Abbott also started the women’s track and field program at Tuskegee in 1937. The team was undefeated from 1937 to 1942. Six of his athletes competed on U.S. Olympic track teams, among the notable female athletes he coached were Alice Coachman, Mildred McDaniel, and Nell Jackson. Coachman was the first African-American woman to win a gold medal, taking the high jump title at the 1948 Olympic Games in London. McDaniel repeated the feat in 1956 with a world-record jump of five feet, nine inches at the Helsinki Olympics.
From 1935 to 1955, Abbott’s outdoor track and field teams won 14 national titles, including eight consecutive. His squads captured 21 international AAU track and field crowns. Individually, Tuskegee athletes brought home 49 indoor and outdoor titles with six making Olympic track and field teams.
Abbott served on the women’s committee of the old National AAU (USA Track and Field predecessor) and twice was on the U.S. Olympic Track and Field Committee. He is also a member of the Alabama Sports Hall of Fame, and is one of the founders of the Southern Intercollegiate Athletic Conference Basketball Tournament.
Abbott is credited with being one of the pioneer coaches of women’s track and field for more than four decades. He is said to have developed the program that opened track and field to women in the United States.
Abbott was inducted into the South Dakota State University Hall of Fame in 1968, the Tuskegee University Hall of Fame in 1975, the Southern Intercollegiate Athletic Conference Hall of Fame in 1992, the Alabama Sports Hall of Fame in 1995, and the USA Track and Field Hall of Fame in 1996. Also in 1996, in recognition of his outstanding contributions to athletics, the Tuskegee University Football Stadium were renamed the Cleveland Leigh Abbott Memorial Alumni Stadium.
Another female track and field standout was Evelyn Lawler Lewis, mother of Olympic track great Carl Lewis. A 1949 Tuskegee graduate, Lewis named her second son, Cleveland Abbott, after him. After college, she went on to compete in the 1951 Pan American Games in Argentina, and like “Cleve,” she also turned to coaching.

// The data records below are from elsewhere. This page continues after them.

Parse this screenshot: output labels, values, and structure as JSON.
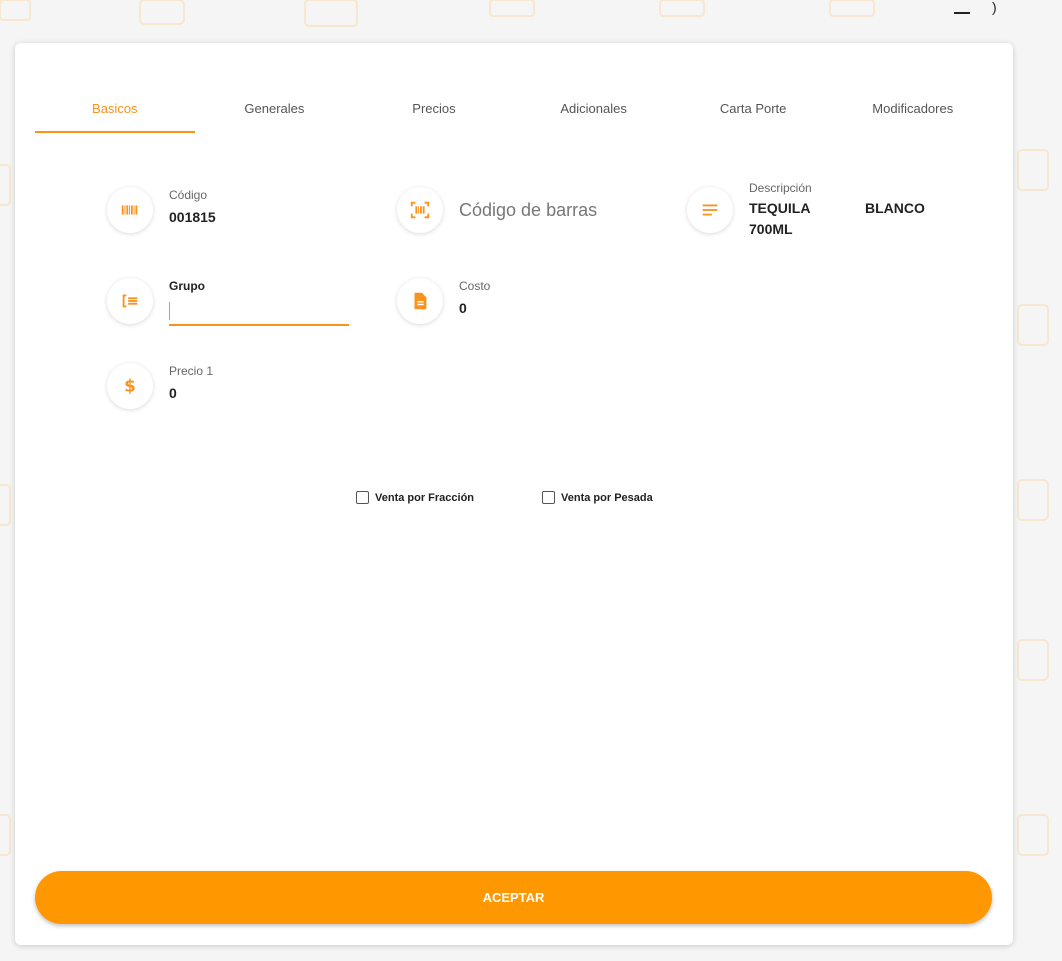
{
  "tabs": [
    {
      "label": "Basicos",
      "active": true
    },
    {
      "label": "Generales",
      "active": false
    },
    {
      "label": "Precios",
      "active": false
    },
    {
      "label": "Adicionales",
      "active": false
    },
    {
      "label": "Carta Porte",
      "active": false
    },
    {
      "label": "Modificadores",
      "active": false
    }
  ],
  "fields": {
    "codigo": {
      "label": "Código",
      "value": "001815",
      "icon": "barcode-icon"
    },
    "codigo_barras": {
      "placeholder": "Código de barras",
      "icon": "barcode-scan-icon"
    },
    "descripcion": {
      "label": "Descripción",
      "value_a": "TEQUILA 700ML",
      "value_b": "BLANCO",
      "icon": "description-lines-icon"
    },
    "grupo": {
      "label": "Grupo",
      "value": "",
      "icon": "list-group-icon"
    },
    "costo": {
      "label": "Costo",
      "value": "0",
      "icon": "document-icon"
    },
    "precio1": {
      "label": "Precio 1",
      "value": "0",
      "icon": "dollar-icon"
    }
  },
  "checkboxes": {
    "fraccion": {
      "label": "Venta por Fracción",
      "checked": false
    },
    "pesada": {
      "label": "Venta por Pesada",
      "checked": false
    }
  },
  "buttons": {
    "accept": "ACEPTAR"
  },
  "colors": {
    "accent": "#ff9800",
    "accent_text": "#f7931e"
  }
}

Lewis says Abbott was well ahead of his time, from coaching to teaching and training techniques. What’s more, she says, Abbott inspired his athletes.
“He made us believe we could
be something,” she explains. “His main theme—what he always talked about—was
‘you can do it.’ You can do what you want. You can be as good as you want. He
wasn’t a driving-type of coach—he was a motivator.”
Cleveland Leigh Abbott died at the Veterans Hospital in Tuskegee on April 14, 1955 and was buried in the Tuskegee University Campus Cemetery at Tuskegee, Alabama. Research more about this great American and share with your babies. Make it a champion day!